Records from a data collection

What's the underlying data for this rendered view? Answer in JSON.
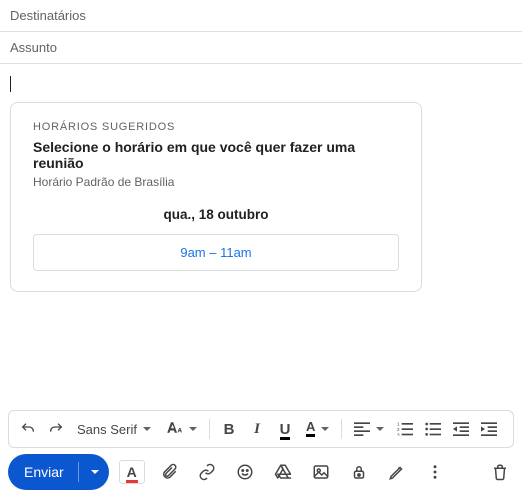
{
  "fields": {
    "recipients_placeholder": "Destinatários",
    "subject_placeholder": "Assunto"
  },
  "card": {
    "eyebrow": "HORÁRIOS SUGERIDOS",
    "title": "Selecione o horário em que você quer fazer uma reunião",
    "subtitle": "Horário Padrão de Brasília",
    "date": "qua., 18 outubro",
    "slot": "9am – 11am"
  },
  "format": {
    "font_label": "Sans Serif",
    "bold": "B",
    "italic": "I",
    "underline": "U",
    "text_color": "A"
  },
  "send": {
    "label": "Enviar",
    "text_color_boxed": "A"
  }
}
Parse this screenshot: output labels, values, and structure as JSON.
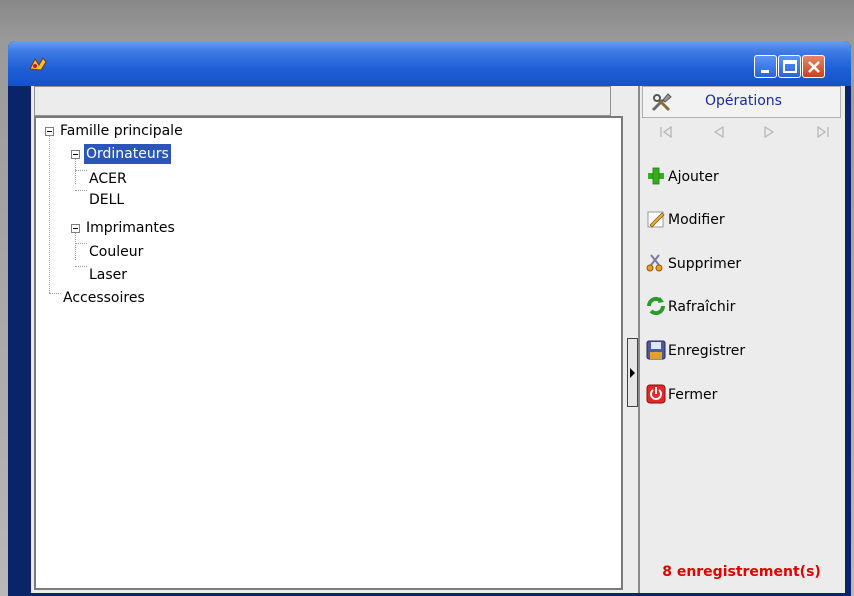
{
  "tree": {
    "root": "Famille principale",
    "nodes": [
      {
        "label": "Ordinateurs",
        "selected": true
      },
      {
        "label": "ACER"
      },
      {
        "label": "DELL"
      },
      {
        "label": "Imprimantes"
      },
      {
        "label": "Couleur"
      },
      {
        "label": "Laser"
      },
      {
        "label": "Accessoires"
      }
    ]
  },
  "operations": {
    "title": "Opérations",
    "nav_icons": [
      "first-icon",
      "previous-icon",
      "next-icon",
      "last-icon"
    ],
    "actions": [
      {
        "label": "Ajouter",
        "icon": "plus-icon"
      },
      {
        "label": "Modifier",
        "icon": "pencil-icon"
      },
      {
        "label": "Supprimer",
        "icon": "scissors-icon"
      },
      {
        "label": "Rafraîchir",
        "icon": "refresh-icon"
      },
      {
        "label": "Enregistrer",
        "icon": "save-icon"
      },
      {
        "label": "Fermer",
        "icon": "power-icon"
      }
    ],
    "record_count": "8 enregistrement(s)"
  },
  "colors": {
    "titlebar": "#1e5ed6",
    "selection": "#2b56b8",
    "record_count": "#e00000",
    "ops_title": "#1c2a9e"
  }
}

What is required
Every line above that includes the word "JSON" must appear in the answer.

Exercise answer
What's the underlying data for this rendered view? Answer in JSON.
Parse this screenshot: output labels, values, and structure as JSON.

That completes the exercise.